● TASK TO CARRY OUT: Please output the records below word for word and omit the pictures.

● DATA SUPPLIED:
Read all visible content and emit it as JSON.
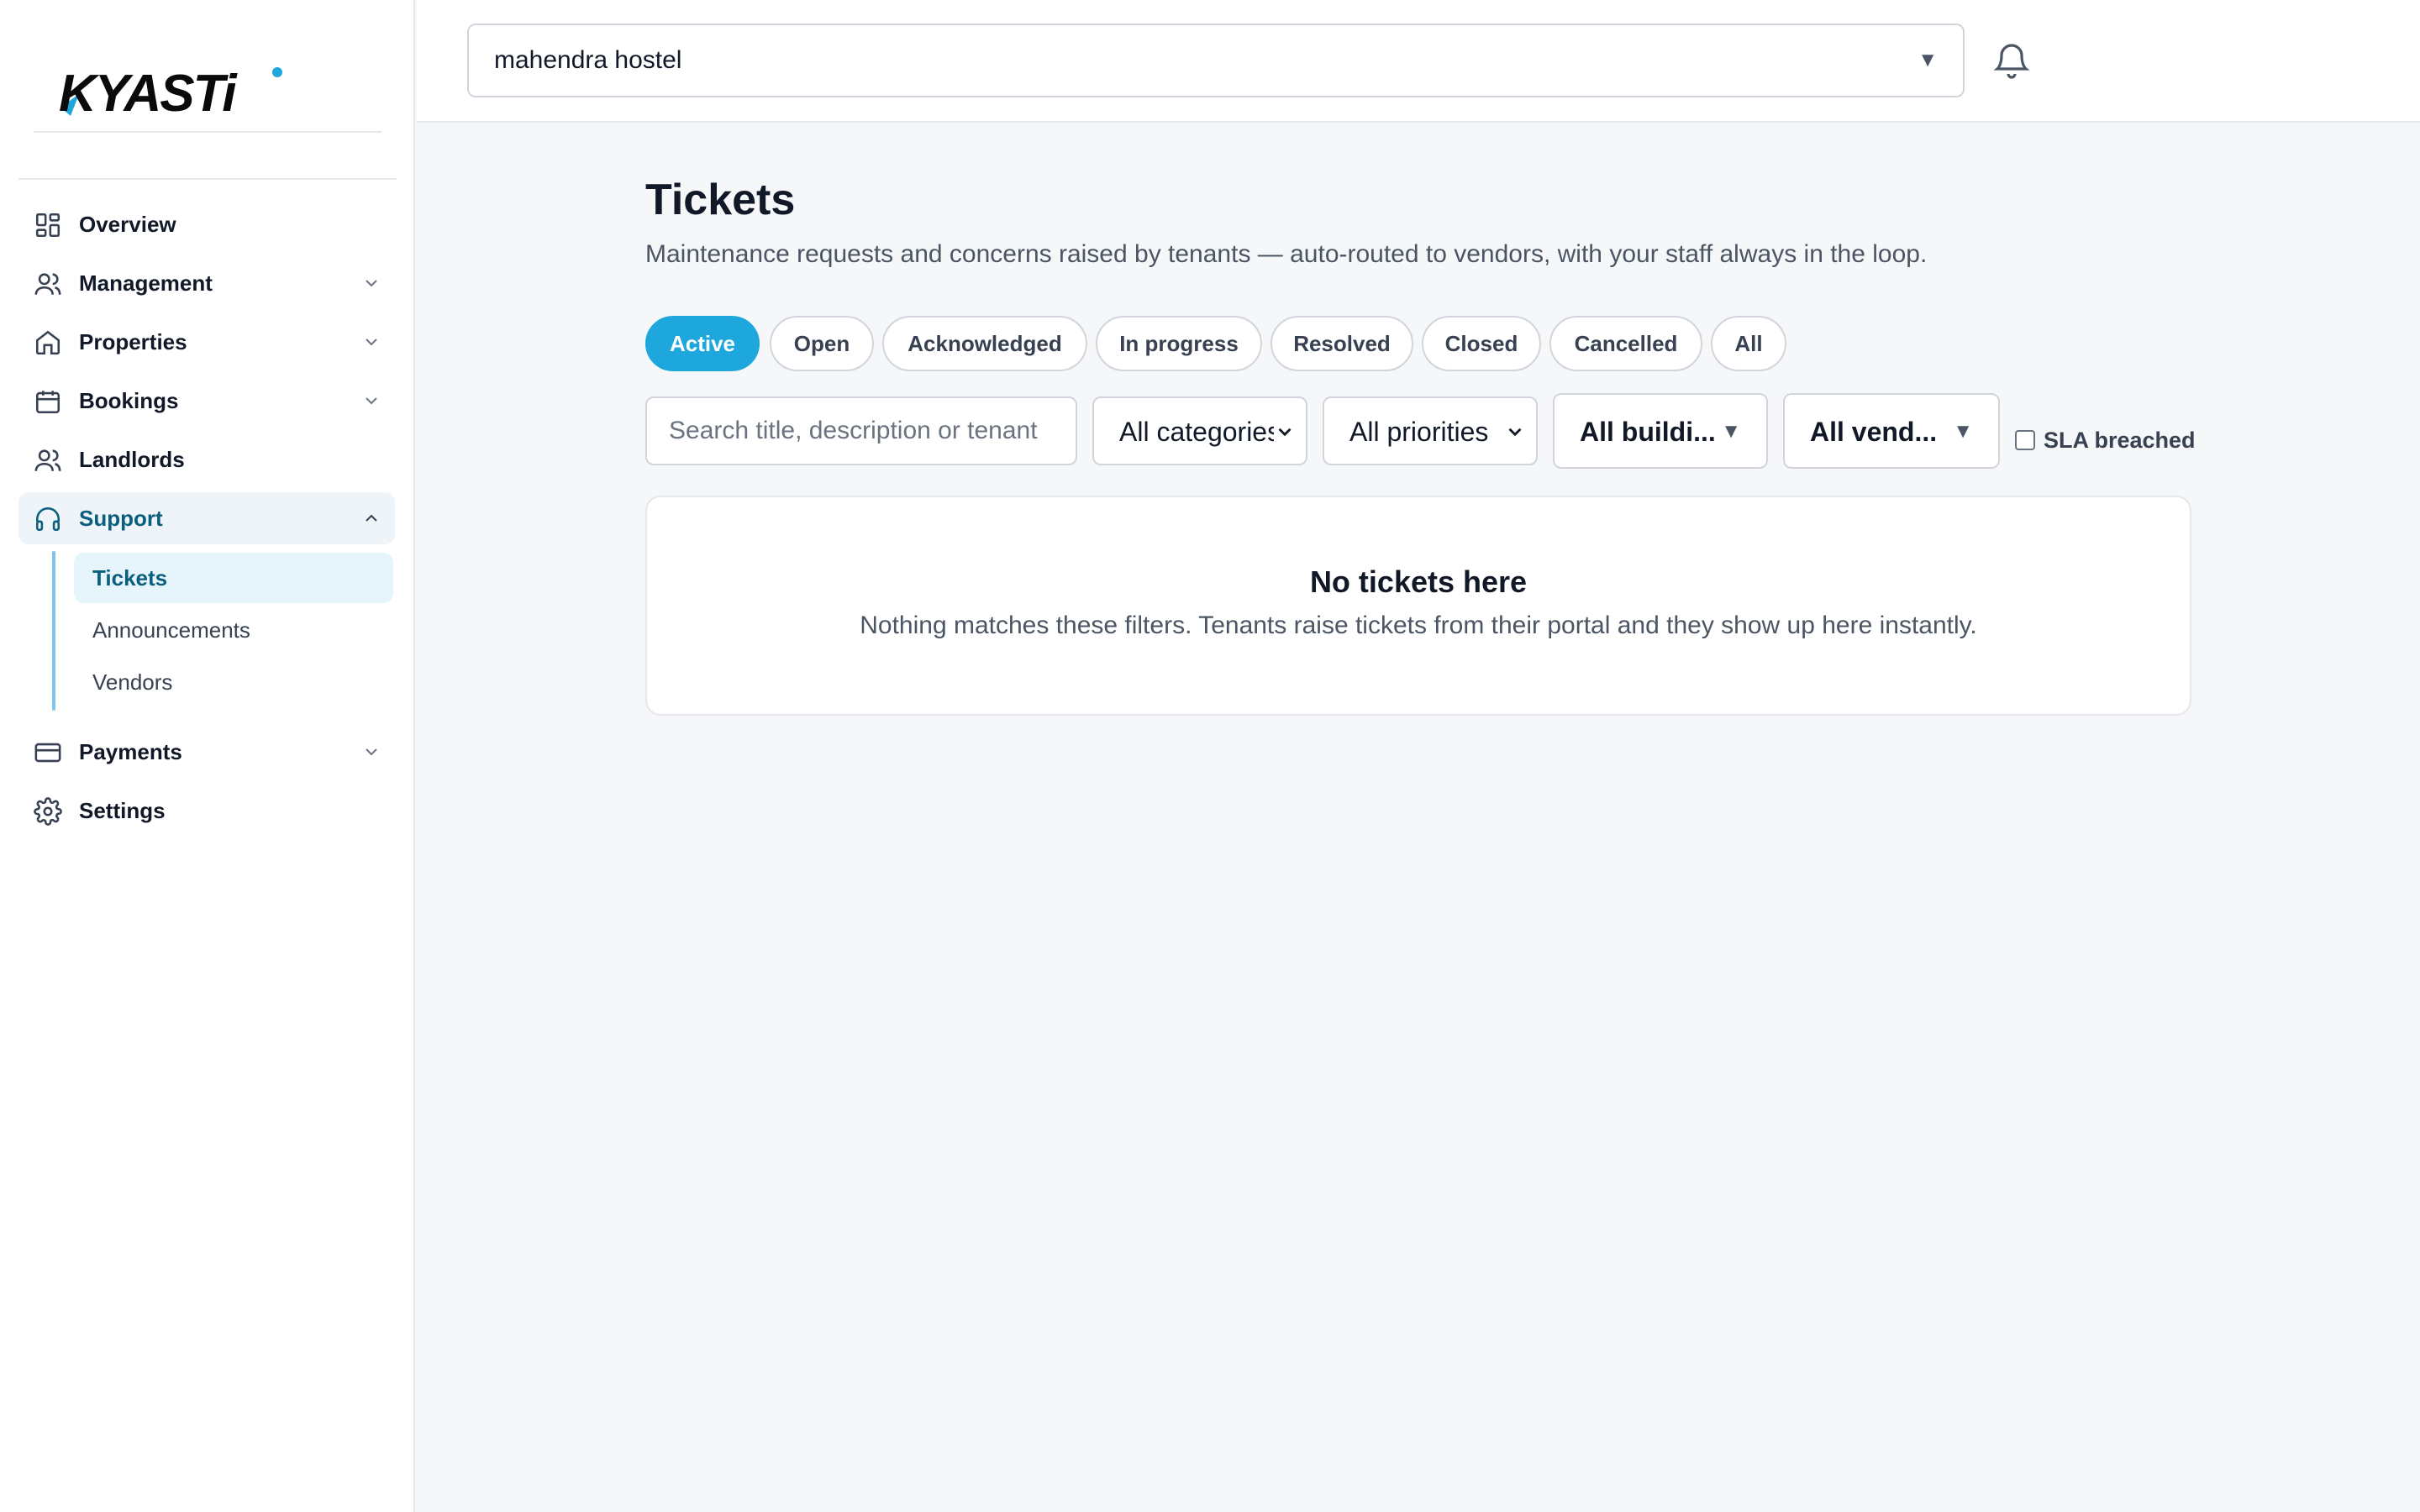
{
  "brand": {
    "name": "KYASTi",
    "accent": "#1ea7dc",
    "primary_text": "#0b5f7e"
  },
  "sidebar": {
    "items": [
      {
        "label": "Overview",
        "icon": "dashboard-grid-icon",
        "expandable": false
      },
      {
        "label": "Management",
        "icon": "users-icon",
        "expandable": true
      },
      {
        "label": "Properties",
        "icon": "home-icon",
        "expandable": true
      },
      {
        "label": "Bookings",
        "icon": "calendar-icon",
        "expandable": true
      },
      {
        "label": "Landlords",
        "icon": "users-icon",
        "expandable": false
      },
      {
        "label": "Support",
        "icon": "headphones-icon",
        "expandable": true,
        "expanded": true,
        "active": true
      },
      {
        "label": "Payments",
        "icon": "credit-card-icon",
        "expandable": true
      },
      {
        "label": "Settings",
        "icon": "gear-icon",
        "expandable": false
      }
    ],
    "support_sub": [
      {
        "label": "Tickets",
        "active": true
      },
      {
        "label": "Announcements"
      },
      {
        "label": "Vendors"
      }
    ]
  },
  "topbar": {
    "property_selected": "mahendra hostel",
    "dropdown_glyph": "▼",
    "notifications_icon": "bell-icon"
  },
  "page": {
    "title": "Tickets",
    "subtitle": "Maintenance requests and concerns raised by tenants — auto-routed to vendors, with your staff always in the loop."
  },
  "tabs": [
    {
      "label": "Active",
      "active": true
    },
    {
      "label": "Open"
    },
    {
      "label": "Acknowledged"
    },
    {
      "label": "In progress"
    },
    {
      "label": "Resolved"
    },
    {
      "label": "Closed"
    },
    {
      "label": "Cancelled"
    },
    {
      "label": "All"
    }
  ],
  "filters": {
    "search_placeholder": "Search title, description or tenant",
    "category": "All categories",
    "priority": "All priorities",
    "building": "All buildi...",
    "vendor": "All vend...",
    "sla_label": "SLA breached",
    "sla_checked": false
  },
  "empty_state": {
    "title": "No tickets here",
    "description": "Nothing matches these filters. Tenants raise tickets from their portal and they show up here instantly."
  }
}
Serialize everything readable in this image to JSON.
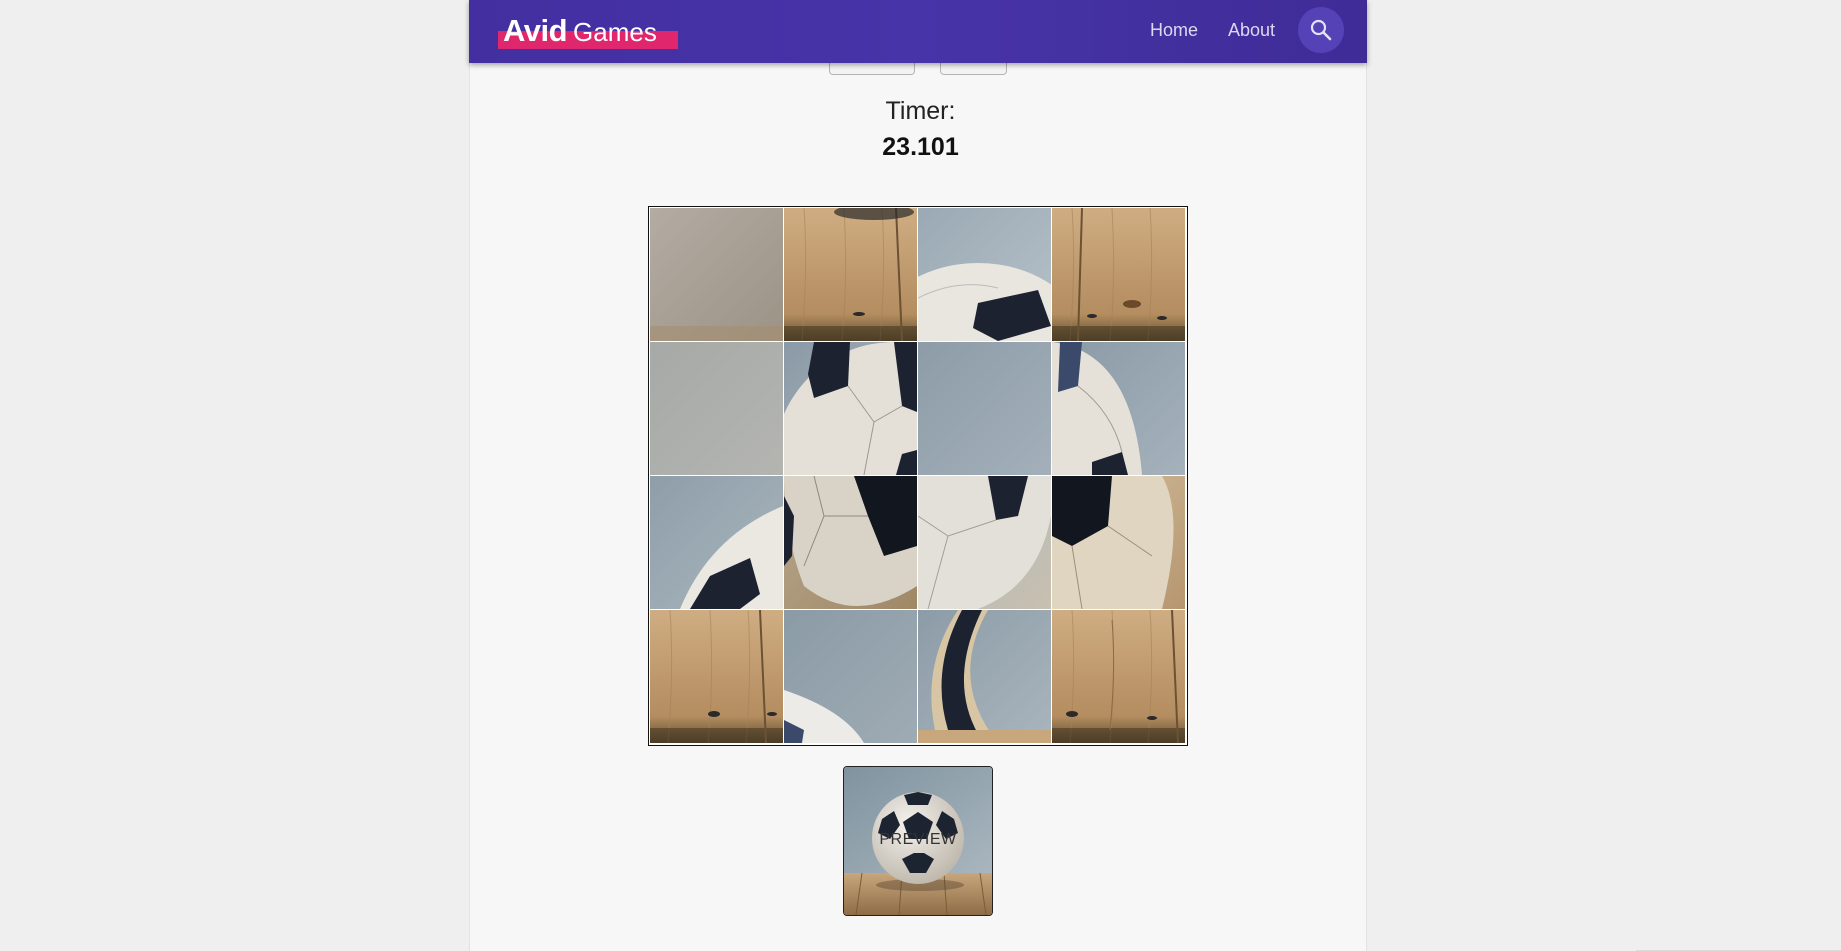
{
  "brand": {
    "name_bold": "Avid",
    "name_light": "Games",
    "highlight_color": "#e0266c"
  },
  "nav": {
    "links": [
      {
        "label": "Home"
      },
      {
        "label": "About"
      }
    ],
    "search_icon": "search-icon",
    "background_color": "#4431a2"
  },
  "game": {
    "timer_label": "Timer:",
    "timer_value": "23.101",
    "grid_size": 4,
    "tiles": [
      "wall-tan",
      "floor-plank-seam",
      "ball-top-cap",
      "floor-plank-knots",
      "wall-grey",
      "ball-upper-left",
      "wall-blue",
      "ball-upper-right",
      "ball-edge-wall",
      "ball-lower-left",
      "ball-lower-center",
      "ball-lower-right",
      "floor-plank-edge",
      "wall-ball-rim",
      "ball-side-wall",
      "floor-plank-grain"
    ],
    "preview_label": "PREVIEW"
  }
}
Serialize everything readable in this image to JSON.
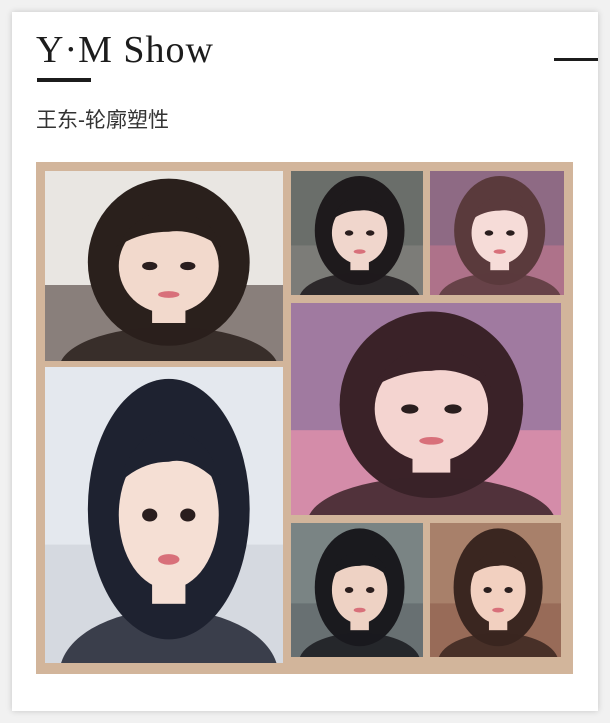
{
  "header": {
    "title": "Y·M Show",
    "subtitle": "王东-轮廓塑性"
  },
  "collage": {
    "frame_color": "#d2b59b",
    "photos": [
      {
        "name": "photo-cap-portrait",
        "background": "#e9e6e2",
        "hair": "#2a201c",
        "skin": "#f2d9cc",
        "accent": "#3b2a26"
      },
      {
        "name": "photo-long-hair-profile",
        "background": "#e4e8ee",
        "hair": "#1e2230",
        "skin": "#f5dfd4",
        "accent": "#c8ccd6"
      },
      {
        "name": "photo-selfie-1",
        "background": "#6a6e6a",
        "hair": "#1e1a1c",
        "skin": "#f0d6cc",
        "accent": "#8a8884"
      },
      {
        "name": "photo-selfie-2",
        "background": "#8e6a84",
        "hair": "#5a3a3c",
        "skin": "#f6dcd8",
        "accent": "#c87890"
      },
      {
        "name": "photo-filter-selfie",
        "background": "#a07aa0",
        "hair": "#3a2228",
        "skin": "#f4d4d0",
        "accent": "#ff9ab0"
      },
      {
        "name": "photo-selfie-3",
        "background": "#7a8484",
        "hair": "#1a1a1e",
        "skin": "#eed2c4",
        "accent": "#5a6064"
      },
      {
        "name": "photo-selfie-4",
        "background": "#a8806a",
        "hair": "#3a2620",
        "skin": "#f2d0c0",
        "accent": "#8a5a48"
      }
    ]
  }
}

● OUTPUT FOR THIS TASK:
Read all visible content and emit it as JSON.
{
  "brand": {
    "name": "KYASTi",
    "accent": "#1ea7dc",
    "primary_text": "#0b5f7e"
  },
  "sidebar": {
    "items": [
      {
        "label": "Overview",
        "icon": "dashboard-grid-icon",
        "expandable": false
      },
      {
        "label": "Management",
        "icon": "users-icon",
        "expandable": true
      },
      {
        "label": "Properties",
        "icon": "home-icon",
        "expandable": true
      },
      {
        "label": "Bookings",
        "icon": "calendar-icon",
        "expandable": true
      },
      {
        "label": "Landlords",
        "icon": "users-icon",
        "expandable": false
      },
      {
        "label": "Support",
        "icon": "headphones-icon",
        "expandable": true,
        "expanded": true,
        "active": true
      },
      {
        "label": "Payments",
        "icon": "credit-card-icon",
        "expandable": true
      },
      {
        "label": "Settings",
        "icon": "gear-icon",
        "expandable": false
      }
    ],
    "support_sub": [
      {
        "label": "Tickets",
        "active": true
      },
      {
        "label": "Announcements"
      },
      {
        "label": "Vendors"
      }
    ]
  },
  "topbar": {
    "property_selected": "mahendra hostel",
    "dropdown_glyph": "▼",
    "notifications_icon": "bell-icon"
  },
  "page": {
    "title": "Tickets",
    "subtitle": "Maintenance requests and concerns raised by tenants — auto-routed to vendors, with your staff always in the loop."
  },
  "tabs": [
    {
      "label": "Active",
      "active": true
    },
    {
      "label": "Open"
    },
    {
      "label": "Acknowledged"
    },
    {
      "label": "In progress"
    },
    {
      "label": "Resolved"
    },
    {
      "label": "Closed"
    },
    {
      "label": "Cancelled"
    },
    {
      "label": "All"
    }
  ],
  "filters": {
    "search_placeholder": "Search title, description or tenant",
    "category": "All categories",
    "priority": "All priorities",
    "building": "All buildi...",
    "vendor": "All vend...",
    "sla_label": "SLA breached",
    "sla_checked": false
  },
  "empty_state": {
    "title": "No tickets here",
    "description": "Nothing matches these filters. Tenants raise tickets from their portal and they show up here instantly."
  }
}
Serialize everything readable in this image to JSON.
{
  "brand": {
    "name_bold": "Avid",
    "name_light": "Games",
    "highlight_color": "#e0266c"
  },
  "nav": {
    "links": [
      {
        "label": "Home"
      },
      {
        "label": "About"
      }
    ],
    "search_icon": "search-icon",
    "background_color": "#4431a2"
  },
  "game": {
    "timer_label": "Timer:",
    "timer_value": "23.101",
    "grid_size": 4,
    "tiles": [
      "wall-tan",
      "floor-plank-seam",
      "ball-top-cap",
      "floor-plank-knots",
      "wall-grey",
      "ball-upper-left",
      "wall-blue",
      "ball-upper-right",
      "ball-edge-wall",
      "ball-lower-left",
      "ball-lower-center",
      "ball-lower-right",
      "floor-plank-edge",
      "wall-ball-rim",
      "ball-side-wall",
      "floor-plank-grain"
    ],
    "preview_label": "PREVIEW"
  }
}
Serialize everything readable in this image to JSON.
{
  "header": {
    "title": "Y·M Show",
    "subtitle": "王东-轮廓塑性"
  },
  "collage": {
    "frame_color": "#d2b59b",
    "photos": [
      {
        "name": "photo-cap-portrait",
        "background": "#e9e6e2",
        "hair": "#2a201c",
        "skin": "#f2d9cc",
        "accent": "#3b2a26"
      },
      {
        "name": "photo-long-hair-profile",
        "background": "#e4e8ee",
        "hair": "#1e2230",
        "skin": "#f5dfd4",
        "accent": "#c8ccd6"
      },
      {
        "name": "photo-selfie-1",
        "background": "#6a6e6a",
        "hair": "#1e1a1c",
        "skin": "#f0d6cc",
        "accent": "#8a8884"
      },
      {
        "name": "photo-selfie-2",
        "background": "#8e6a84",
        "hair": "#5a3a3c",
        "skin": "#f6dcd8",
        "accent": "#c87890"
      },
      {
        "name": "photo-filter-selfie",
        "background": "#a07aa0",
        "hair": "#3a2228",
        "skin": "#f4d4d0",
        "accent": "#ff9ab0"
      },
      {
        "name": "photo-selfie-3",
        "background": "#7a8484",
        "hair": "#1a1a1e",
        "skin": "#eed2c4",
        "accent": "#5a6064"
      },
      {
        "name": "photo-selfie-4",
        "background": "#a8806a",
        "hair": "#3a2620",
        "skin": "#f2d0c0",
        "accent": "#8a5a48"
      }
    ]
  }
}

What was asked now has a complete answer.